He wasn’t just one of New England’s first patriots. He was apparently so tough and fit that he probably could have played for the New England Patriots.

And as Revere rode that night, it was as if those thousands of hoof strikes between Charlestown and Lexington and Concord called those thousands of Massachusetts militiamen to the field.

Revere’s impressive effort became America’s iconic journey against tyranny.

Because at the end of that ride, as the column of British regulars advanced, there was the exclamation point.

As Emerson wrote in Concord’s Hymn:

"By the rude bridge that arched the flood, Their flag to April's breeze unfurled, Here once the embattled farmers stood And fired the shot heard round the world."

That musket fire released years of anger, of oppression, heralding a charge that would not cease until the Atlantic welcomed the British eastward once more.

Today, when the Marathon starting pistol pierces the April breeze, Boston will lead another iconic journey against the tyranny of terrorism. Today is our new shot heard round the world. Today, we renew our call to liberty.

The riders today will instead be racers. The charge towards the finish line will welcome the world back to Copley Square.

More than New Year’s Day, in Boston it is Patriots’ Day that ushers in a new hope, as winter’s ice relinquishes its grip. And as we celebrate the day, we realize more than ever that our city is engaged in constant conversation between history and future. Runners and spectators arise before dawn to participate in a race that dates to Greek antiquity. Our Red Sox, who we call our Old Towne Team, plays before noon, inviting the promise of the morning sun.

That same push and pull of history and possibility will define our thoughts today, and every Patriots’ Day from now on. Today, we will miss those who have left us. And today, we will take the shattered shards of the past and patch together a new, stronger future.

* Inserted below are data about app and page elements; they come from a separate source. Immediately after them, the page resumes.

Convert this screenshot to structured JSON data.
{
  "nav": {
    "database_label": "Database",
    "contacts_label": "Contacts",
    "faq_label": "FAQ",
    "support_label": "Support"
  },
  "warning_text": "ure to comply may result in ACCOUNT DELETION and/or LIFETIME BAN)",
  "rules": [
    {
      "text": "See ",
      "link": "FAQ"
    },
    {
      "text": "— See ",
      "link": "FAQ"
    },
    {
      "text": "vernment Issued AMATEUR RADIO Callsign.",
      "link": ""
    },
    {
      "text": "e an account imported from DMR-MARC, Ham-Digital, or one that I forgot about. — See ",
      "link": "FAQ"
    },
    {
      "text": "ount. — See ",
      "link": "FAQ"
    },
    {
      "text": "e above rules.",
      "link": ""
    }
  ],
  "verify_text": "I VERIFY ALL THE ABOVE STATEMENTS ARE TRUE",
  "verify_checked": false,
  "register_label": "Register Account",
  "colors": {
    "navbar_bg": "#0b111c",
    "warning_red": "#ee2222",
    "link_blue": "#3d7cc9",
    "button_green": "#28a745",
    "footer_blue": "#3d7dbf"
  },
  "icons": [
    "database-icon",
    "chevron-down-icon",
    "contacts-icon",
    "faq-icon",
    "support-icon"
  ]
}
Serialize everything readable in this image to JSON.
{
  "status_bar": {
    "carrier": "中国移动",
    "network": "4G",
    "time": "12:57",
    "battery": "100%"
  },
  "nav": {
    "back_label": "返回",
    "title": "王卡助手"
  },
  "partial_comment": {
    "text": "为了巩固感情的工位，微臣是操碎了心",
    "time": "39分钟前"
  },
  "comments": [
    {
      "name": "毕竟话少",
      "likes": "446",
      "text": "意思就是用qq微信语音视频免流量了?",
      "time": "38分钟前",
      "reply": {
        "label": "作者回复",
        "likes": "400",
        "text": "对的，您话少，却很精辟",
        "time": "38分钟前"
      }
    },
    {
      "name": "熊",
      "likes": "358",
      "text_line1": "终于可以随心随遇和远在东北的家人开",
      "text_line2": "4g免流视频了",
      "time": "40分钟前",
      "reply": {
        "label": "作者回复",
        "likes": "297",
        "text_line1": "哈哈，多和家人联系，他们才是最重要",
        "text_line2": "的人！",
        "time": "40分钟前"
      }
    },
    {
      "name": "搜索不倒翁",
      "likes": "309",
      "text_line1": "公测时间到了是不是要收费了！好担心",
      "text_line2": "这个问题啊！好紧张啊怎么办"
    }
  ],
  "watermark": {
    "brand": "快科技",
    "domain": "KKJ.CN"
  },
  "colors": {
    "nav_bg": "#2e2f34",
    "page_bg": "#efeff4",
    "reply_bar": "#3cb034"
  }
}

But likely the greatest difference in this year’s Patriots’ Day compared to before the bombing is that we have realized we are a city still watched and revered by the world.

In his famous speech, John Winthrop, our first governor, said that Boston would be a shining city upon a hill; that this new experiment in self-determination would be watched by the world.

But the light of freedom, the light of democracy, these lanterns of liberty are not illuminated on their own. America brightens the world only as reflected light, radiating from the actions and aspirations of her people.

So when people cheer our race today, Boston and this region will shine brighter than ever, like millions of mirrors concentrating and projecting our values and hopes outwards to the world. And when that light is seen, it will kindle people to pursue liberty, wherever they are.

And as we cheer today, we will fill the spaces left by those who we lost. Krystle Campbell. Martin Richard. Lu Lingzi. Sean Collier.

And we will fill that void with love. Love: that is what restores the hole in our hearts. Love for our city. Love for our fellow man.

Martin Luther King said, “Darkness cannot drive out darkness; only light can do that. Hate cannot drive out hate; only love can do that.”

Today, in Boston, on the Marathon route, and throughout this Commonwealth, we will illuminate the very best of what unites us all—compassion, courage, optimism and hope.

And as runners ascend Heartbreak Hill this year, many of them will certainly be thinking of the heartbreak from last year. But their spirits, and their pace, will be buoyed by thoughts of those ordinary citizens and first responders who bravely rushed towards danger last April, and who cheer them on this year.

And we will realize that the connection between this, our happiest holiday, and the past is even deeper than ever. We consider our storied history even as we search for new possibility tomorrow. We relish in our role as being first in freedom. And we do so knowing the world still looks to us, still looks to Boston, to light the way to liberty.